## YOUR GOAL
If a line below contains the string "image", copy it out.

Interface dataset entries:
|---|

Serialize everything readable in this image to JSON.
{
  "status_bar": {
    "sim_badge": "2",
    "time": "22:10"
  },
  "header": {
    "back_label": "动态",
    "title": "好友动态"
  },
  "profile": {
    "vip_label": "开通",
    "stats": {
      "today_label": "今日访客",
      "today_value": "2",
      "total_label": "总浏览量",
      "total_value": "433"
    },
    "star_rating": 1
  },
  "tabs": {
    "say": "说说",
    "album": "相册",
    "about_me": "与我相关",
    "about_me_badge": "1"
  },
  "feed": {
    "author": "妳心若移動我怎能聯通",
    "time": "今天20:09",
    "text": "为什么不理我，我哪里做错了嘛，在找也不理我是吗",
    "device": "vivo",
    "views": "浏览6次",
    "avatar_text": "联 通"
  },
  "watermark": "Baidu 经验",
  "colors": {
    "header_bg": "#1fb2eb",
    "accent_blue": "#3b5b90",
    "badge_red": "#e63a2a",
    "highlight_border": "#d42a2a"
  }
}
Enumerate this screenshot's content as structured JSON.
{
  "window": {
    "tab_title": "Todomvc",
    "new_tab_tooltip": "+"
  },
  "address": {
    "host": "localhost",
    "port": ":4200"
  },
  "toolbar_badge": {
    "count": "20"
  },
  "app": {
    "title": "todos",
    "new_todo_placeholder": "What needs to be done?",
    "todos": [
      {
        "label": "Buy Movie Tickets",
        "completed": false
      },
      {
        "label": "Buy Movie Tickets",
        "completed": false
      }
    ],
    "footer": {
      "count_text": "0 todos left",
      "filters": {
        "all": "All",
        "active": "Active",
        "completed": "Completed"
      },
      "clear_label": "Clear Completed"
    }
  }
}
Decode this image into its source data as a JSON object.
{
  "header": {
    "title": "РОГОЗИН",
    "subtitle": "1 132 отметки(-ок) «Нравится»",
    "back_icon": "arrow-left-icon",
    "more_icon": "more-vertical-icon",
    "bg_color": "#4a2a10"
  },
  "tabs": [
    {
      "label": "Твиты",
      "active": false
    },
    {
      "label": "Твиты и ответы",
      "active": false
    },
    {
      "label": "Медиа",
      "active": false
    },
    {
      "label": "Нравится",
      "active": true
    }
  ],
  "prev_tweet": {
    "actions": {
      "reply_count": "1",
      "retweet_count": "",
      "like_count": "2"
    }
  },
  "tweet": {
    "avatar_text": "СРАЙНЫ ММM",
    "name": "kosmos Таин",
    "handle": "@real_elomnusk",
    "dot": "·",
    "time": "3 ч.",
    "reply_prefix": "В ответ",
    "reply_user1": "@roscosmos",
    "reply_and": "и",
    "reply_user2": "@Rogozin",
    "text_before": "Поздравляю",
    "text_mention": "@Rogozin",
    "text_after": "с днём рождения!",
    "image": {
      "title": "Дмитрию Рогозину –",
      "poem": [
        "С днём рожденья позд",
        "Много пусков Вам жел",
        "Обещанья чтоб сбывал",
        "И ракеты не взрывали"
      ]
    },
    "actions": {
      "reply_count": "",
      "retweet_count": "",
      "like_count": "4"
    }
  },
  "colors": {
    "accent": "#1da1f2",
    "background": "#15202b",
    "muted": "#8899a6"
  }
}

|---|

## EXERCISE RESPONSE
Serialize everything readable in this image to JSON.
Decode this image into its source data as a JSON object.
    "image": {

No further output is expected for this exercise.